Arkenstone is one of only several vineyards we know of on Howell Mountain growing Sauvignon Blanc commercially. Napa Valley Sauvignon Blanc is not always known for being age-worthy – but the Arkenstone Sauvignon Blanc is thoughtfully made and has the characteristics to be able to age for several years. There are numerous styles of Sauvignon Blanc on the market – the style of this wine is what we enjoy drinking. Its made more in the French Graves style in that Sémillon (also grown on site) is blended in, the wine does not see tank at all, rather it is barrel fermented and then aged sur lie in French Oak for an extended time. This helps contribute a rich and rounded texture.
The first Arkenstone release of Sauvignon Blanc was the 2006 vintage. The 2006 Arkenstone Sauvignon Blanc shows bright color (golden honey) – there are no grassy notes in the nose or on the palate. The bouquet offers some mineralities and notes of honey with tangerine blossom. The small amount of Sémillon also contributes to the very aromatic bouquet. It is a wine that shows excellent complexities of flavor, depth and viscosity. The palate reveals intense fruit including apple and pear with a nice note of spiciness (baking spices). The finish is lengthy with a pleasing crispness lingering with subtle flavors of grapefruit. Only 180 cases of this wine were produced. This is certainly not your quick to market Sauvignon Blanc – rather it is aged up to 2.5 years prior to release in both French oak and concrete ‘eggs’ with further time spent in bottle.

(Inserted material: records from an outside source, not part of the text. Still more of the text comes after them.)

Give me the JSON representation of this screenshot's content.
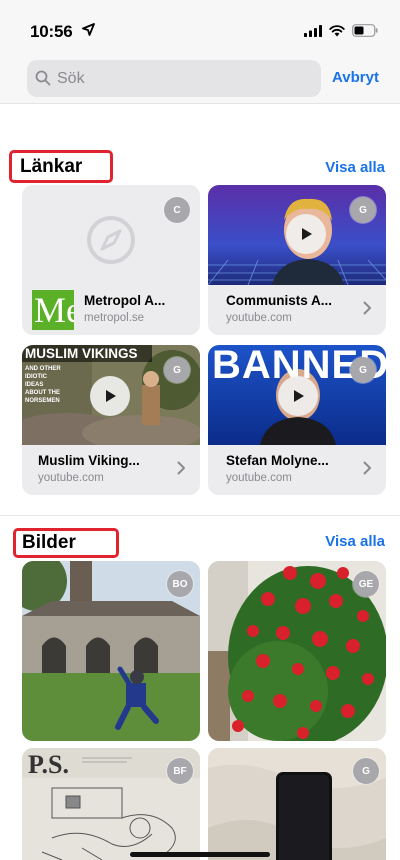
{
  "status_bar": {
    "time": "10:56"
  },
  "search": {
    "placeholder": "Sök",
    "cancel_label": "Avbryt"
  },
  "links_section": {
    "title": "Länkar",
    "see_all_label": "Visa alla",
    "items": [
      {
        "title": "Metropol A...",
        "domain": "metropol.se",
        "avatar": "C",
        "logo_text": "Me"
      },
      {
        "title": "Communists A...",
        "domain": "youtube.com",
        "avatar": "G"
      },
      {
        "title": "Muslim Viking...",
        "domain": "youtube.com",
        "avatar": "G",
        "thumb_title": "MUSLIM VIKINGS",
        "thumb_sub": [
          "AND OTHER",
          "IDIOTIC",
          "IDEAS",
          "ABOUT THE",
          "NORSEMEN"
        ]
      },
      {
        "title": "Stefan Molyne...",
        "domain": "youtube.com",
        "avatar": "G",
        "thumb_title": "BANNED"
      }
    ]
  },
  "photos_section": {
    "title": "Bilder",
    "see_all_label": "Visa alla",
    "items": [
      {
        "avatar": "BO"
      },
      {
        "avatar": "GE"
      },
      {
        "avatar": "BF",
        "thumb_text": "P.S."
      },
      {
        "avatar": "G"
      }
    ]
  },
  "colors": {
    "accent": "#1a73e8",
    "highlight": "#e0242f"
  }
}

One of their priorities during wine making is tannin management – most of which they actually conduct in the vineyard (row orientation, canopy management, harvest time etc).
Their Estate Red was originally called Obsidian, a Bordeaux style blend named after the glassy obsidian found on the property. Native Americans used to winter camp on the site (warmer than the valley floor at times) and carried up obsidian from lower elevations. The 2006 Arkenstone Obsidian is the first release of this particular wine. The line is a fine one between a wine that is ready to consume at the time of release but also has the acidity, structure and fruit to age and develop additional complexities over a number of years. This wine walks that line well and was already well-balanced in its youth at the time of our tasting. Dark fruit, forest floor notes and a unique dustiness show on the bouquet along with hints of brown chocolate. The bouquet is complex and reveals more layers of aromatics as it continues to breathe. The entry is rounded and soft and gains intensity starting from the mid palate. More dark fruit shows than red fruit including blackberry and dark cherry. The finish features beautiful fine-grained tannins. This is an elegant wine that will appeal to a variety of tastes. 450 cases were produced.

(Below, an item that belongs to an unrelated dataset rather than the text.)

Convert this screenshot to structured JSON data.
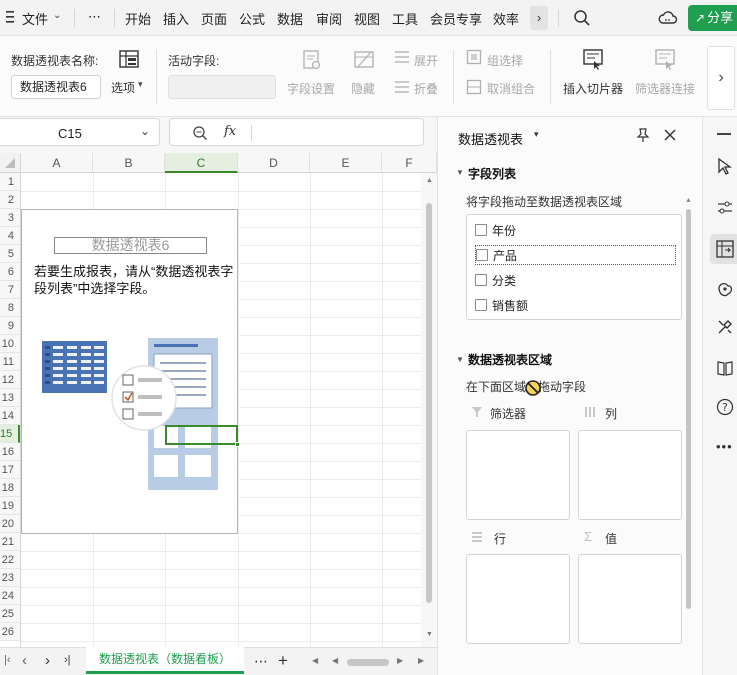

Update: We re-tasted this wine in 2015 after it had a number more years of age – the color of the wine in the glass looks like a wine of much younger age. The bouquet has some age reflected in the aromas however this wine is just as balanced as when we first tried it. The tannins have held up well. They are delicate; both wood and fruit tannins and linger softly for some time on the finish.
The 2012 Arkenstone Obsidian shows pronounced and deep dark aromatics – initially with nuances of cigar smoke. For a young wine it offers beautiful balance with a long finish – with nuances of mocha and toasted oak that lingers.
Arkenstone also produces a tiny amount of Syrah from grapes growing on the property (usually only 50 cases offered first come first serve through their membership list). Arkenstone is open by appointment for serious wine enthusiasts. For more information, to join one of their membership levels or to join their mailing list, visit: www.arkenstone.com